▸ Activity: Whenever a line of the material contains the string "code", it should be copied.

▸ Given records:
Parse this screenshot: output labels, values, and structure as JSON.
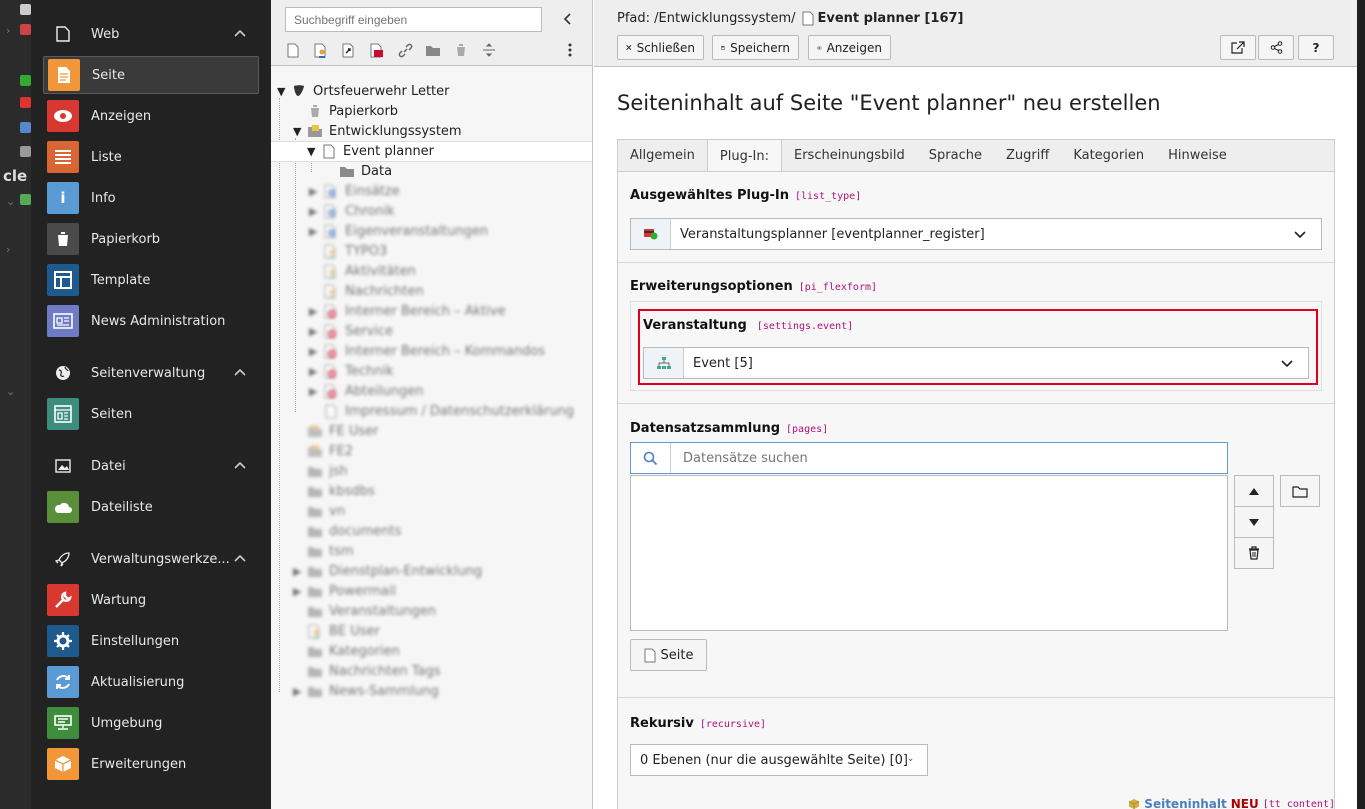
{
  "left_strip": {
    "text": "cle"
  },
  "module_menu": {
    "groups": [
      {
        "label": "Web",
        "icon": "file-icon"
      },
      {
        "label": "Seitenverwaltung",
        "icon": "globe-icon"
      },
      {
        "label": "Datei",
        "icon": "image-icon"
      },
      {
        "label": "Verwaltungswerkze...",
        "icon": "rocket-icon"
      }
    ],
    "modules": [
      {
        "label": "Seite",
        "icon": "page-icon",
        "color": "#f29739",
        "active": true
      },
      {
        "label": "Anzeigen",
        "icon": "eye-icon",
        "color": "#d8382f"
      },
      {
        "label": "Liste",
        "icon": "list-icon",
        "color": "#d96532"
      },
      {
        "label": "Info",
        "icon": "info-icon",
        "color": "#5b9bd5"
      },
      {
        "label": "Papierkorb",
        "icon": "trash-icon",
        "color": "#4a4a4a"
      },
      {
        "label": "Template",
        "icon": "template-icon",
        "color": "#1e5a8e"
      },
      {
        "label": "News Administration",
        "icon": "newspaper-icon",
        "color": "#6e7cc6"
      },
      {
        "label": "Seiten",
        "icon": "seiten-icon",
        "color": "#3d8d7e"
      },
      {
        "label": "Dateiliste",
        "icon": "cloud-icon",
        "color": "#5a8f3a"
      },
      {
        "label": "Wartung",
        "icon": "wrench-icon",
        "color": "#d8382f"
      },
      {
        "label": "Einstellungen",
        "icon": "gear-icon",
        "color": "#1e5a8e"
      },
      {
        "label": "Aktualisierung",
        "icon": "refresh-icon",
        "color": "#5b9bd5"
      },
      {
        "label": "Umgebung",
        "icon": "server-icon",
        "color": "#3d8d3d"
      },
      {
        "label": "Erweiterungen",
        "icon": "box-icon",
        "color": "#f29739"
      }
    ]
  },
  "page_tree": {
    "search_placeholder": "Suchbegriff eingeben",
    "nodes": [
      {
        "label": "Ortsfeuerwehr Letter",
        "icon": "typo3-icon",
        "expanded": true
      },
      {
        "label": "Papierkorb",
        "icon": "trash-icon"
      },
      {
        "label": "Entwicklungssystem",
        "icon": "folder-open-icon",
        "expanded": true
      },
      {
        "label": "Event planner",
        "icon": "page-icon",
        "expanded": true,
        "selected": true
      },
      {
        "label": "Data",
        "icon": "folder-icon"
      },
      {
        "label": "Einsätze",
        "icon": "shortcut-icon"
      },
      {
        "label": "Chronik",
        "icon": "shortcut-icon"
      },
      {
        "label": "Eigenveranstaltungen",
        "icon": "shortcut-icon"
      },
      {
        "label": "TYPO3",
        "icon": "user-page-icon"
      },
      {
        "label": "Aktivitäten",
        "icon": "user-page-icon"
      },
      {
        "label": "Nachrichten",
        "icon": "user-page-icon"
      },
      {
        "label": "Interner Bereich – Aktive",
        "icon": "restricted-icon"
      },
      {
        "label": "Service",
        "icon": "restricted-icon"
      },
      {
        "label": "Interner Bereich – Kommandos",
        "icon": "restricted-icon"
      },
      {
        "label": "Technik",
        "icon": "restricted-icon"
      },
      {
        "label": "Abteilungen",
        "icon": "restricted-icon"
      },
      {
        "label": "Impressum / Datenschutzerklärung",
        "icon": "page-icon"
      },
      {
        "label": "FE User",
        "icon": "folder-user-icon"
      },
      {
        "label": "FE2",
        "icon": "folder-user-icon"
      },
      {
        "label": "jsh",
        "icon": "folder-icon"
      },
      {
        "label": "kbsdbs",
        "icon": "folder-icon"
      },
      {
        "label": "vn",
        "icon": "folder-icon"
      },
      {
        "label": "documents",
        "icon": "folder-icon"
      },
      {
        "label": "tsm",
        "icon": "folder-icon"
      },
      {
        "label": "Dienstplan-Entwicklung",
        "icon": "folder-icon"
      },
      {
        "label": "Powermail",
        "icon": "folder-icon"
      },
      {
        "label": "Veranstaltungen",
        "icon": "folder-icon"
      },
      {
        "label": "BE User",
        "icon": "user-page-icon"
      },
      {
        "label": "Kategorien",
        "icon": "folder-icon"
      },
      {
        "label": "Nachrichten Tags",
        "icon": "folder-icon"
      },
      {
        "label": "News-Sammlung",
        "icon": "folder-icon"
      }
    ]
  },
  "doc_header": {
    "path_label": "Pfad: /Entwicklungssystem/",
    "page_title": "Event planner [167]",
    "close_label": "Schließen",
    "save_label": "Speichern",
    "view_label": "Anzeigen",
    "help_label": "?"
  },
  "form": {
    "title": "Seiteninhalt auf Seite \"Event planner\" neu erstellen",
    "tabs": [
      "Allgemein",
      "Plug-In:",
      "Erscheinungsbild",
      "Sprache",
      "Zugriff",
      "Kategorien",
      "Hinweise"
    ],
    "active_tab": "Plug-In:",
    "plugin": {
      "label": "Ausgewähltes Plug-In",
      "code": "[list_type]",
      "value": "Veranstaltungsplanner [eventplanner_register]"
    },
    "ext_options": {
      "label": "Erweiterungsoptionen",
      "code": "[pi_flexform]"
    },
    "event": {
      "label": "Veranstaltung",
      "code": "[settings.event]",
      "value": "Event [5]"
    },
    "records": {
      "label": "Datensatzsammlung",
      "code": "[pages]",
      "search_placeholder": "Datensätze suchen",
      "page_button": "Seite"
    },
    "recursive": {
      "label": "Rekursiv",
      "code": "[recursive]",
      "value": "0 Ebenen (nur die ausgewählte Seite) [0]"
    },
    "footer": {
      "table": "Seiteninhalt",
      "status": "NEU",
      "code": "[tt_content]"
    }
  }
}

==

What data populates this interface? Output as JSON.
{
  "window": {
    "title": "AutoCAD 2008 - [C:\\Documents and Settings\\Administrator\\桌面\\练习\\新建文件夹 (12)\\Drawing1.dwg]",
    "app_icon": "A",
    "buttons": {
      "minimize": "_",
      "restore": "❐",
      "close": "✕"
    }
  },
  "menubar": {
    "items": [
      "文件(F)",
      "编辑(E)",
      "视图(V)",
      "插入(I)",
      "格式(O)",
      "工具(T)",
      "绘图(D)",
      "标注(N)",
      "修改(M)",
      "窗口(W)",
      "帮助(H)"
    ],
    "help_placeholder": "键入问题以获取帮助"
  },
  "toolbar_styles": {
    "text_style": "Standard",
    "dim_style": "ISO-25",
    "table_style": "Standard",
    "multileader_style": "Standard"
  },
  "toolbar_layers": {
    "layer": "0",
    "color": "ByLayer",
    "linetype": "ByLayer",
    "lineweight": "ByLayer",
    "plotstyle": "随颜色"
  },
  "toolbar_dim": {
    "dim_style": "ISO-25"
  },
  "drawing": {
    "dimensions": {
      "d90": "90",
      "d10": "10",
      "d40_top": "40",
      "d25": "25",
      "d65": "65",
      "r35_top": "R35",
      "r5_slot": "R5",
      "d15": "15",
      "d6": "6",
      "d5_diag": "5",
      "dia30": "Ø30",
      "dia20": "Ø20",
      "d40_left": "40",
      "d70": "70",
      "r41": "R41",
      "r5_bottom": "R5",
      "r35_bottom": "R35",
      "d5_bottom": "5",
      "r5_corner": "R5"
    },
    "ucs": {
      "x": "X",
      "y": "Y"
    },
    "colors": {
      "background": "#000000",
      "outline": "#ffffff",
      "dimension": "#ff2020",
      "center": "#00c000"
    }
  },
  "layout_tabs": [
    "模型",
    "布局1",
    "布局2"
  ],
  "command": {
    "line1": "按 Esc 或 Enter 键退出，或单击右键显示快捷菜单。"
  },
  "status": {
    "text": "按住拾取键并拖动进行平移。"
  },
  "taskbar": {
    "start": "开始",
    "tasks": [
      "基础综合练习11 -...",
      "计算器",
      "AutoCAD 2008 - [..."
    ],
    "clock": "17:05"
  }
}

▸ Finished exercise:
      "code": "[list_type]",
      "code": "[pi_flexform]"
      "code": "[settings.event]",
      "code": "[pages]",
      "code": "[recursive]",
      "code": "[tt_content]"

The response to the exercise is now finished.